Anyway, I digress.

Actually, no I don’t! This is an example of Bayes’ Theory in action.

Suppose there is a group of people made up of an unknown amount of scientists and pastors. You know that one of these guys in the group has come up with a new scientific theory. Is the theorist a pastor or a scientist?

Naturally we would assume the new theory came out of the head of a scientist. In our day, scientists are the only smart people on the planet and pastors are out taking money from widows and raping boys.

However, lets re-frame the context by adding some more information. You find out that this group of people are all from the 18th century, and furthermore, 80% of the people in the group are pastors, and only 20% are scientists.

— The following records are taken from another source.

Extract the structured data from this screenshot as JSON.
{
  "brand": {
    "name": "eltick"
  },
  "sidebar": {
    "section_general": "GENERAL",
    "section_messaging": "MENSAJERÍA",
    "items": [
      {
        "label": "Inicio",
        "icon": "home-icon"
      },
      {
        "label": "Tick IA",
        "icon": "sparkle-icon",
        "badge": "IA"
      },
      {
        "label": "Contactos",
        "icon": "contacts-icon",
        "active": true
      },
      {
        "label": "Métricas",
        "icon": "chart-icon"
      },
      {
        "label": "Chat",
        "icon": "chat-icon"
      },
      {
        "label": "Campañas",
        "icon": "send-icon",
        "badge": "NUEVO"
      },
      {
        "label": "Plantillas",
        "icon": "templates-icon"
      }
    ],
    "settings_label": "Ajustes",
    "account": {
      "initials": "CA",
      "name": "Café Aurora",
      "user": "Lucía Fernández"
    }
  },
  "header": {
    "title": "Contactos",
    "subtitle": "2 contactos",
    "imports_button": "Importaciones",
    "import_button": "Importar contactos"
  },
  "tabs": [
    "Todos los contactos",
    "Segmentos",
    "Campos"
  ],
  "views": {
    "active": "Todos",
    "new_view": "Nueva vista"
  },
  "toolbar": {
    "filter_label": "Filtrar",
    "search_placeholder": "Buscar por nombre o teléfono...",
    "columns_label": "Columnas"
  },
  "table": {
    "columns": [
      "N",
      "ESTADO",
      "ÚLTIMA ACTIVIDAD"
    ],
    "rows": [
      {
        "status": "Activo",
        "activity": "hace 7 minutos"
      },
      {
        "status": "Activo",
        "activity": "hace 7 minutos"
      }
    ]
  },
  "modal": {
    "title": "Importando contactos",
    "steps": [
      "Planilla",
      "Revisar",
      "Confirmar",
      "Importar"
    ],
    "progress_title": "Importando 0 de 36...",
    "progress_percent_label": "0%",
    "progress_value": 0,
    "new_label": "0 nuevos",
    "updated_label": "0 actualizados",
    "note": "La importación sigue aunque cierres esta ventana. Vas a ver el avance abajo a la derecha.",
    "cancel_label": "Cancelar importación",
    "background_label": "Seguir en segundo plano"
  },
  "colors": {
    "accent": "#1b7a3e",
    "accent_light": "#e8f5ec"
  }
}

With this new information, the statistical probability that a pastor came up with the new theory is the safe bet.

Bayes’ Theory is a way of adding in a component to better make a wager. Somewhat ironic that a Calvinist, Presbyterian did all this study on probabilistic chance!

The next time someone asks you to take a guess at something, or maybe the next time your brain snaps to a judgment, consider Bayes’ Theory. Consider that you don’t know all the variables. Look for new information before making your snap judgment.

Presuppositions often get in the way of being right.

How to Sound Intelligent: Pyrrhic Victory

King Pyrrhus, who learned to spell his name correctly when he was 16, did battle with the Roman Empire. He did quite well for himself. In fact, if he had done any better, he would have been utterly destroyed.

Plutarch wrote about his battles thusly:

The armies separated; and, it is said, Pyrrhus replied to one that gave him joy of his victory that one other such victory would utterly undo him. For he had lost a great part of the forces he brought with him, and almost all his particular friends and principal commanders; there were no others there to make recruits, and he found the confederates in Italy backward. On the other hand, as from a fountain continually flowing out of the city, the Roman camp was quickly and plentifully filled up with fresh men, not at all abating in courage for the loss they sustained, but even from their very anger gaining new force and resolution to go on with the war.

A Pyrrhic Victory is a win, but the cost of the win was so devastating, it was actually a loss.

Pyrrhic Victories happen quite frequently and if you can identify one and label it a “Pyrrhic Victory,” people will think you are way smart, which is nice. Either that or they will wonder why you are talking about fireworks.

The Church Growth movement, when it grows a church numerically, is often a Pyrrhic Victory. Yes, the seats are filled, but why? We can’t talk biblical doctrine anymore.

When you devastate your Calvinist friend in argument and clearly win, yet destroy the friendship, tear down the testimony of Christianity to those watching, and make people afraid to speak to you, perhaps Pyrrhus has visited.

You made your wife submit to you by quoting Paul, when in reality you were not loving her as Christ loved the church. Yes, your wife might obey you, but she grows to despise you, and maybe even Paul, the Bible, and God. Your victory ends up being your downfall.

Politicians spend all their capital on an issue, they get the votes and win, yet they turn out to be wrong and everything blows up in their face. Their capital is gone, the issue was disastrous, and now they have no power.

People win battles all the time while steadily losing our war. It’s a bad place to be. But hey, now you are smart enough to know what to call it.